“I think it stems back to my days at Carson Graham and my short career as a rugby player,” he says. “Instincts really just kicked in. You know, as soon as I threw the block for Donté and realized he was going to get tackled, I got back up and just kind of trailed the play as a back would in rugby. I didn’t know where the ball was actually going to get to me but still to this day – and I’ve spoken to Deuce McAllister – I have no idea how he managed to see me because he was being tackled.
“When I caught the ball, I just looked directly straight ahead of me and gave everything I got to get to the end zone.”
That’s Jerome diving unmolested over the line for the TD in the photo accompanying this story. Did he hear Jaguar footsteps behind him or was the dive in celebration of the impossible?
“On the previous three downs that we had, we were just running verticals,” he explains. “I had run probably the equivalent of 400 yards before that play even happened. People don’t realize how exhausted we were, especially me. When I caught the ball, I had felt Aaron Brooks’ block. I didn’t know who else was behind me.
“And so,” he adds, laughing at the thought, “I didn’t want to be the guy who got tackled at the two-yard line. So I gave it everything I got. If the guy was going to tackle me, he was going to tackle me in the end zone. It wasn’t going to be on the two-yard line.”
Now there’s something else rather amazing about that long-ago contest. Only two North Shore-raised athletes have ever played in the NFL, Pathon and Sentinel’s Rob Meier, a two-way standout with the Spartans who went on to play 10 years with Jacksonville as a defensive tackle. Meier was playing the day of that River City Relay, though he wasn’t on the field when the touchdown was scored.

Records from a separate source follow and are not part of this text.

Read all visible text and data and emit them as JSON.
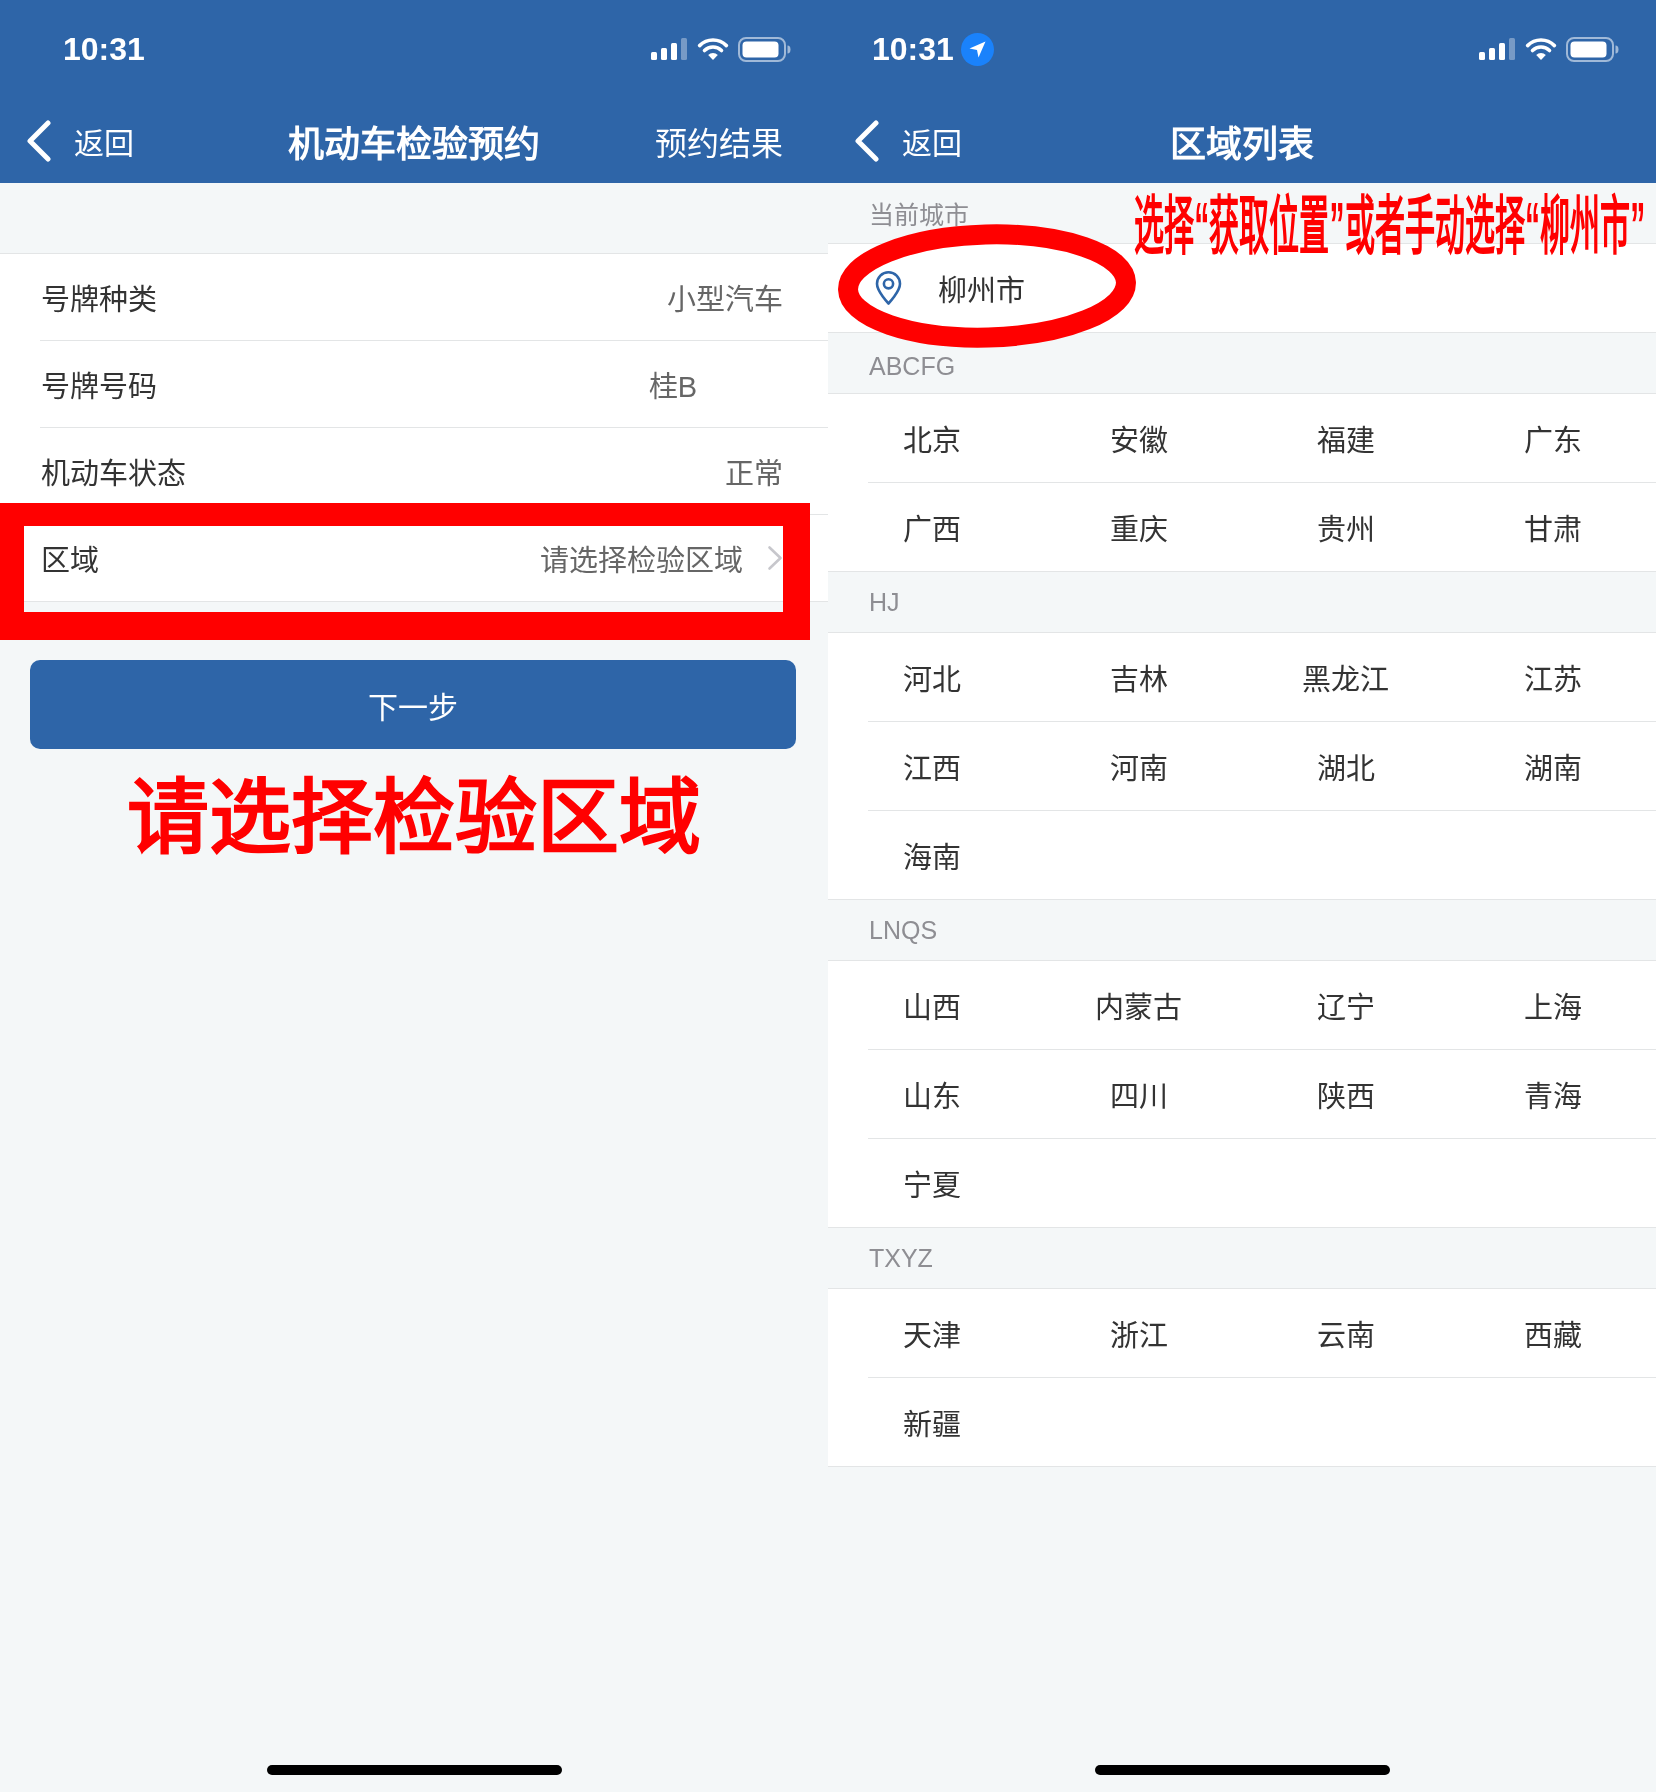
{
  "left_screen": {
    "status_bar": {
      "time": "10:31"
    },
    "nav_bar": {
      "back": "返回",
      "title": "机动车检验预约",
      "action": "预约结果"
    },
    "form_rows": [
      {
        "label": "号牌种类",
        "value": "小型汽车",
        "kind": "text"
      },
      {
        "label": "号牌号码",
        "value": "桂B",
        "kind": "plate"
      },
      {
        "label": "机动车状态",
        "value": "正常",
        "kind": "text"
      },
      {
        "label": "区域",
        "value": "请选择检验区域",
        "kind": "select"
      }
    ],
    "next_button": "下一步",
    "instruction": "请选择检验区域"
  },
  "right_screen": {
    "status_bar": {
      "time": "10:31",
      "location_active": true
    },
    "nav_bar": {
      "back": "返回",
      "title": "区域列表"
    },
    "instruction": "选择“获取位置”或者手动选择“柳州市”",
    "current_city": {
      "header": "当前城市",
      "city": "柳州市"
    },
    "sections": [
      {
        "header": "ABCFG",
        "items": [
          "北京",
          "安徽",
          "福建",
          "广东",
          "广西",
          "重庆",
          "贵州",
          "甘肃"
        ]
      },
      {
        "header": "HJ",
        "items": [
          "河北",
          "吉林",
          "黑龙江",
          "江苏",
          "江西",
          "河南",
          "湖北",
          "湖南",
          "海南"
        ]
      },
      {
        "header": "LNQS",
        "items": [
          "山西",
          "内蒙古",
          "辽宁",
          "上海",
          "山东",
          "四川",
          "陕西",
          "青海",
          "宁夏"
        ]
      },
      {
        "header": "TXYZ",
        "items": [
          "天津",
          "浙江",
          "云南",
          "西藏",
          "新疆"
        ]
      }
    ]
  }
}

“Football players’ memories aren’t usually very good,” he quips over the phone from his home in Jacksonville on Sunday after taking part in the Jaguars’ annual alumni weekend, “but, yeah, I remember that play. It was pretty shocking.”
But there’s still more. Mitch Berger of North Delta also played in the game for New Orleans. It would take a bit of research, since Berger had a 14-year NFL career with seven different teams, but it’s possible that the River City Relay game is the only time three B.C. boys have ever played in the same NFL game.
You should also know that Berger was a major part of the game, kicking off to begin the game, punting three times and kicking off after the Saints’ first touchdown.
He was also the holder of the ball on the miss-kick.
This is episode 493 from Len Corben’s treasure chest of stories – the great events and the quirky – that bring to life the North Shore’s rich sports history.